Heart valve disease affects approximately 1.5 million people in the UK. Patients experience fatigue, shortness of breath, loss of consciousness and if left untreated, severe aortic stenosis - the most common form of heart valve disease - is often fatal within two years of diagnosis. However, once treated the majority of patients can return to a good quality of life.

TAVI is a less invasive alternative to open-heart surgery for patients with severe aortic stenosis. The TAVI valve is delivered by a thin flexible tube called a catheter, which reaches the heart via the largest blood vessel in your leg. The clinician performing the procedure positions the replacement valve inside the patient's natural aortic valve and inflates a balloon. This causes the replacement valve to expand, pushing the faulty valve aside. The TAVI procedure typically takes less than an hour, and patients are up and walking within 24 hours, with many discharged to their homes the next day.

Gladys Adams received the first TAVI in the UK when she was 89 – a move that saved her life. After her treatment, Gladys lived a good, symptom-free life until she died at the age of 98.

Her daughter, Barbara, said “This treatment saved my mum’s life, and gave me, her grandchildren and her great-grandchildren nine more precious years with her. She was always the first to the pram to reach a crying grandchild once she had the procedure.  She may have been the first, but I’ve no doubt since then there are thousands of families in the UK who got given that precious gift by this revolutionary treatment. We can’t thank Professor Kovac and everyone at Leicester enough for it. She died of old age peacefully in her sleep, and even then her heart was as strong as ever.”

Professor Kovac said “This was a very disruptive technology and is recognised as the most significant advance in cardiac disease therapy over last 30 years. It is now a routine procedure, with millions of implants around the world, which looking back still sounds unbelievable  It also started a revolution in the way other heart structural defects and valves were treated, with a move from open-heart surgery to methods that were performed via a small nick in the groin, with quicker recoveries and shorter hospital stays.”

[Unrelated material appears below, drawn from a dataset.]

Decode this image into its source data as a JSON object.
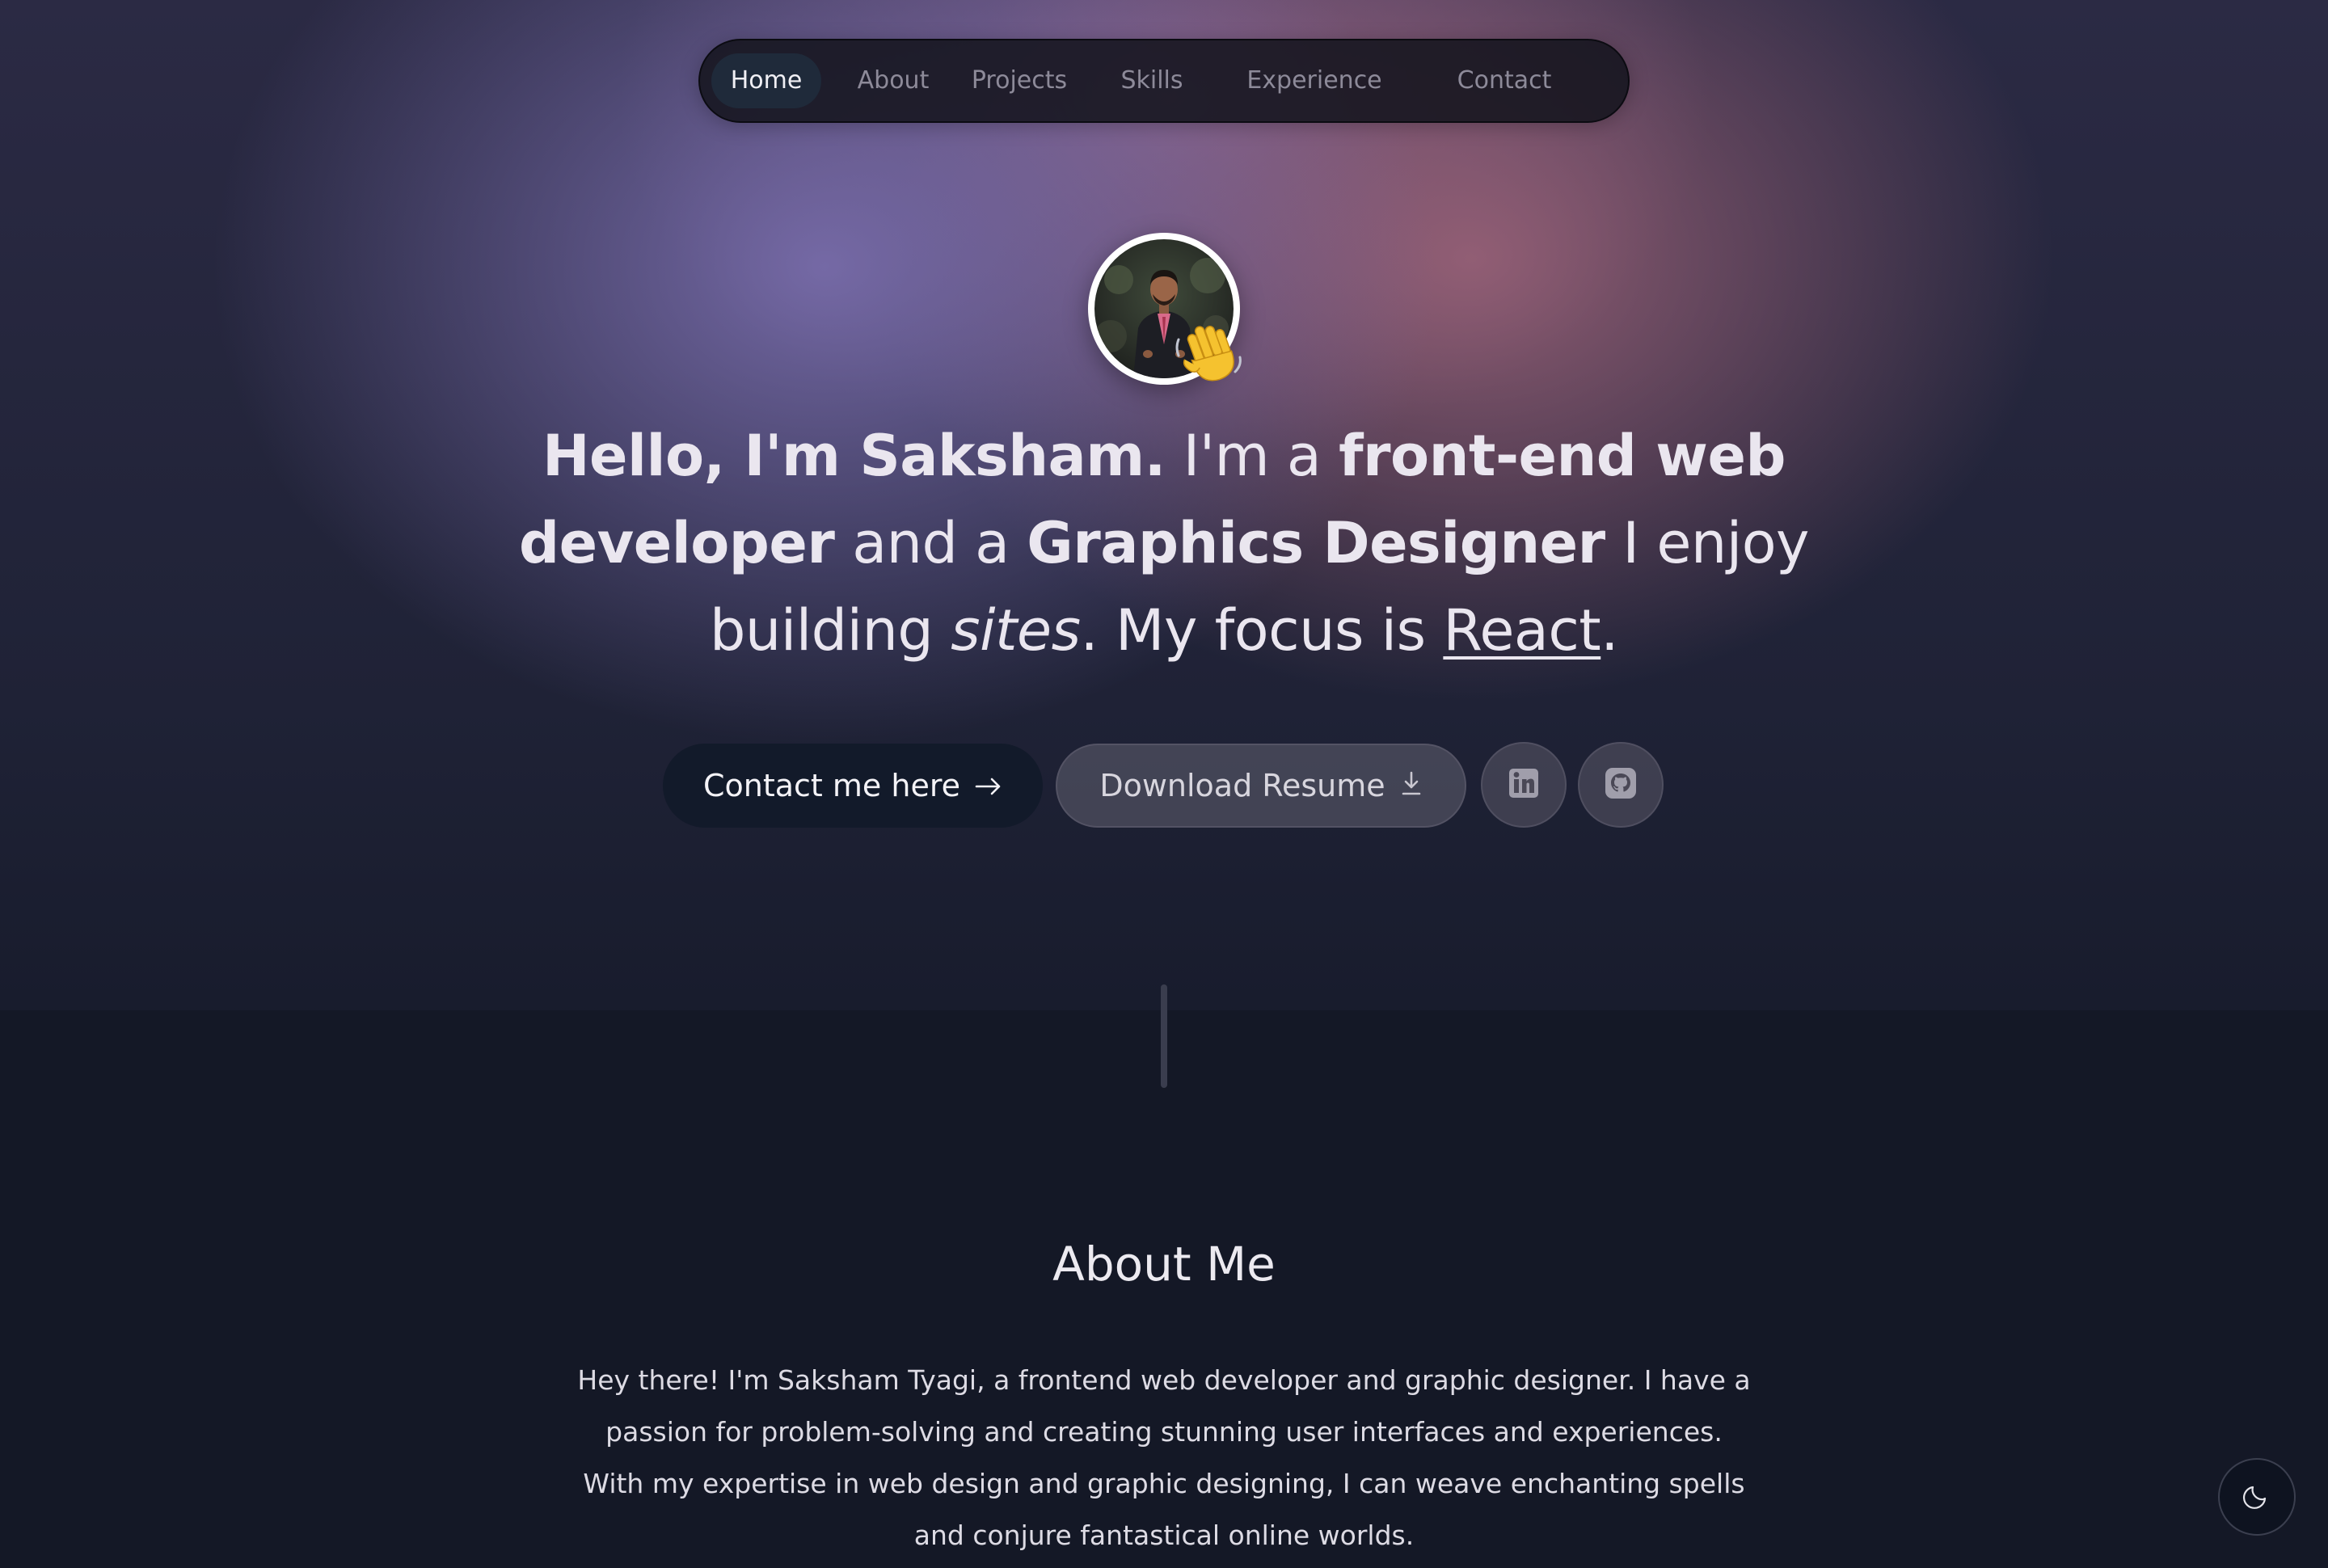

A recent study found that approximately 300,000 people in the UK are living with severe aortic stenosis, estimating that nearly half of those patients will die within five years without treatment. Heart Valve Voice, the UK’s dedicated heart valve disease charity, see treatments like TAVI as essential to tackling the growing burden on the NHS.

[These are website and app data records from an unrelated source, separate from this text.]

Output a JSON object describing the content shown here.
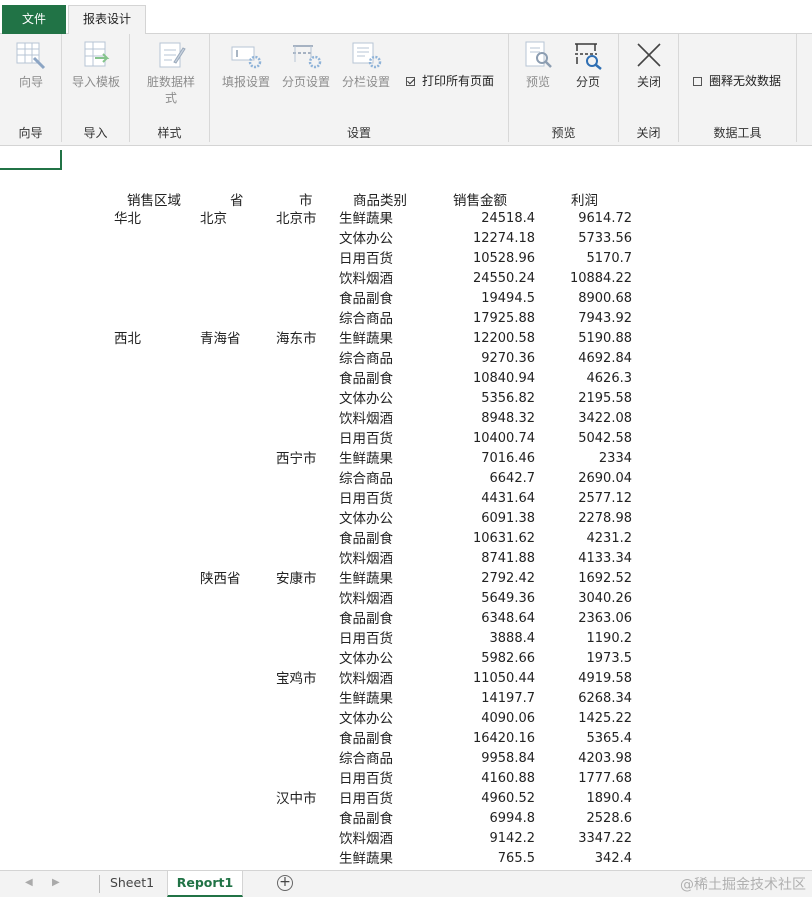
{
  "tabs": {
    "file": "文件",
    "active": "报表设计"
  },
  "ribbon": {
    "groups": {
      "wizard": "向导",
      "import": "导入",
      "style": "样式",
      "settings": "设置",
      "preview": "预览",
      "close": "关闭",
      "datatools": "数据工具"
    },
    "buttons": {
      "wizard": "向导",
      "import_template": "导入模板",
      "dirty_style_line1": "脏数据样",
      "dirty_style_line2": "式",
      "fill_settings": "填报设置",
      "page_settings": "分页设置",
      "column_settings": "分栏设置",
      "print_all": "打印所有页面",
      "preview": "预览",
      "paging": "分页",
      "close": "关闭",
      "circle_invalid": "圈释无效数据"
    }
  },
  "report": {
    "headers": {
      "region": "销售区域",
      "province": "省",
      "city": "市",
      "category": "商品类别",
      "sales": "销售金额",
      "profit": "利润"
    },
    "rows": [
      {
        "region": "华北",
        "province": "北京",
        "city": "北京市",
        "category": "生鲜蔬果",
        "sales": "24518.4",
        "profit": "9614.72"
      },
      {
        "region": "",
        "province": "",
        "city": "",
        "category": "文体办公",
        "sales": "12274.18",
        "profit": "5733.56"
      },
      {
        "region": "",
        "province": "",
        "city": "",
        "category": "日用百货",
        "sales": "10528.96",
        "profit": "5170.7"
      },
      {
        "region": "",
        "province": "",
        "city": "",
        "category": "饮料烟酒",
        "sales": "24550.24",
        "profit": "10884.22"
      },
      {
        "region": "",
        "province": "",
        "city": "",
        "category": "食品副食",
        "sales": "19494.5",
        "profit": "8900.68"
      },
      {
        "region": "",
        "province": "",
        "city": "",
        "category": "综合商品",
        "sales": "17925.88",
        "profit": "7943.92"
      },
      {
        "region": "西北",
        "province": "青海省",
        "city": "海东市",
        "category": "生鲜蔬果",
        "sales": "12200.58",
        "profit": "5190.88"
      },
      {
        "region": "",
        "province": "",
        "city": "",
        "category": "综合商品",
        "sales": "9270.36",
        "profit": "4692.84"
      },
      {
        "region": "",
        "province": "",
        "city": "",
        "category": "食品副食",
        "sales": "10840.94",
        "profit": "4626.3"
      },
      {
        "region": "",
        "province": "",
        "city": "",
        "category": "文体办公",
        "sales": "5356.82",
        "profit": "2195.58"
      },
      {
        "region": "",
        "province": "",
        "city": "",
        "category": "饮料烟酒",
        "sales": "8948.32",
        "profit": "3422.08"
      },
      {
        "region": "",
        "province": "",
        "city": "",
        "category": "日用百货",
        "sales": "10400.74",
        "profit": "5042.58"
      },
      {
        "region": "",
        "province": "",
        "city": "西宁市",
        "category": "生鲜蔬果",
        "sales": "7016.46",
        "profit": "2334"
      },
      {
        "region": "",
        "province": "",
        "city": "",
        "category": "综合商品",
        "sales": "6642.7",
        "profit": "2690.04"
      },
      {
        "region": "",
        "province": "",
        "city": "",
        "category": "日用百货",
        "sales": "4431.64",
        "profit": "2577.12"
      },
      {
        "region": "",
        "province": "",
        "city": "",
        "category": "文体办公",
        "sales": "6091.38",
        "profit": "2278.98"
      },
      {
        "region": "",
        "province": "",
        "city": "",
        "category": "食品副食",
        "sales": "10631.62",
        "profit": "4231.2"
      },
      {
        "region": "",
        "province": "",
        "city": "",
        "category": "饮料烟酒",
        "sales": "8741.88",
        "profit": "4133.34"
      },
      {
        "region": "",
        "province": "陕西省",
        "city": "安康市",
        "category": "生鲜蔬果",
        "sales": "2792.42",
        "profit": "1692.52"
      },
      {
        "region": "",
        "province": "",
        "city": "",
        "category": "饮料烟酒",
        "sales": "5649.36",
        "profit": "3040.26"
      },
      {
        "region": "",
        "province": "",
        "city": "",
        "category": "食品副食",
        "sales": "6348.64",
        "profit": "2363.06"
      },
      {
        "region": "",
        "province": "",
        "city": "",
        "category": "日用百货",
        "sales": "3888.4",
        "profit": "1190.2"
      },
      {
        "region": "",
        "province": "",
        "city": "",
        "category": "文体办公",
        "sales": "5982.66",
        "profit": "1973.5"
      },
      {
        "region": "",
        "province": "",
        "city": "宝鸡市",
        "category": "饮料烟酒",
        "sales": "11050.44",
        "profit": "4919.58"
      },
      {
        "region": "",
        "province": "",
        "city": "",
        "category": "生鲜蔬果",
        "sales": "14197.7",
        "profit": "6268.34"
      },
      {
        "region": "",
        "province": "",
        "city": "",
        "category": "文体办公",
        "sales": "4090.06",
        "profit": "1425.22"
      },
      {
        "region": "",
        "province": "",
        "city": "",
        "category": "食品副食",
        "sales": "16420.16",
        "profit": "5365.4"
      },
      {
        "region": "",
        "province": "",
        "city": "",
        "category": "综合商品",
        "sales": "9958.84",
        "profit": "4203.98"
      },
      {
        "region": "",
        "province": "",
        "city": "",
        "category": "日用百货",
        "sales": "4160.88",
        "profit": "1777.68"
      },
      {
        "region": "",
        "province": "",
        "city": "汉中市",
        "category": "日用百货",
        "sales": "4960.52",
        "profit": "1890.4"
      },
      {
        "region": "",
        "province": "",
        "city": "",
        "category": "食品副食",
        "sales": "6994.8",
        "profit": "2528.6"
      },
      {
        "region": "",
        "province": "",
        "city": "",
        "category": "饮料烟酒",
        "sales": "9142.2",
        "profit": "3347.22"
      },
      {
        "region": "",
        "province": "",
        "city": "",
        "category": "生鲜蔬果",
        "sales": "765.5",
        "profit": "342.4"
      }
    ]
  },
  "sheets": [
    "Sheet1",
    "Report1"
  ],
  "active_sheet": "Report1",
  "watermark": "@稀土掘金技术社区",
  "colors": {
    "accent": "#217346",
    "ribbon_bg": "#f3f3f3",
    "disabled_text": "#8c8c8c"
  }
}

Chief Executive, Wil Woan said “TAVI has come a long way in the 15 years since Gladys received her. Now, with the pressures of growing waiting lists and an increasing unmet need, it is vital we utilise all treatment options to ensure we can treat more patients and save lives."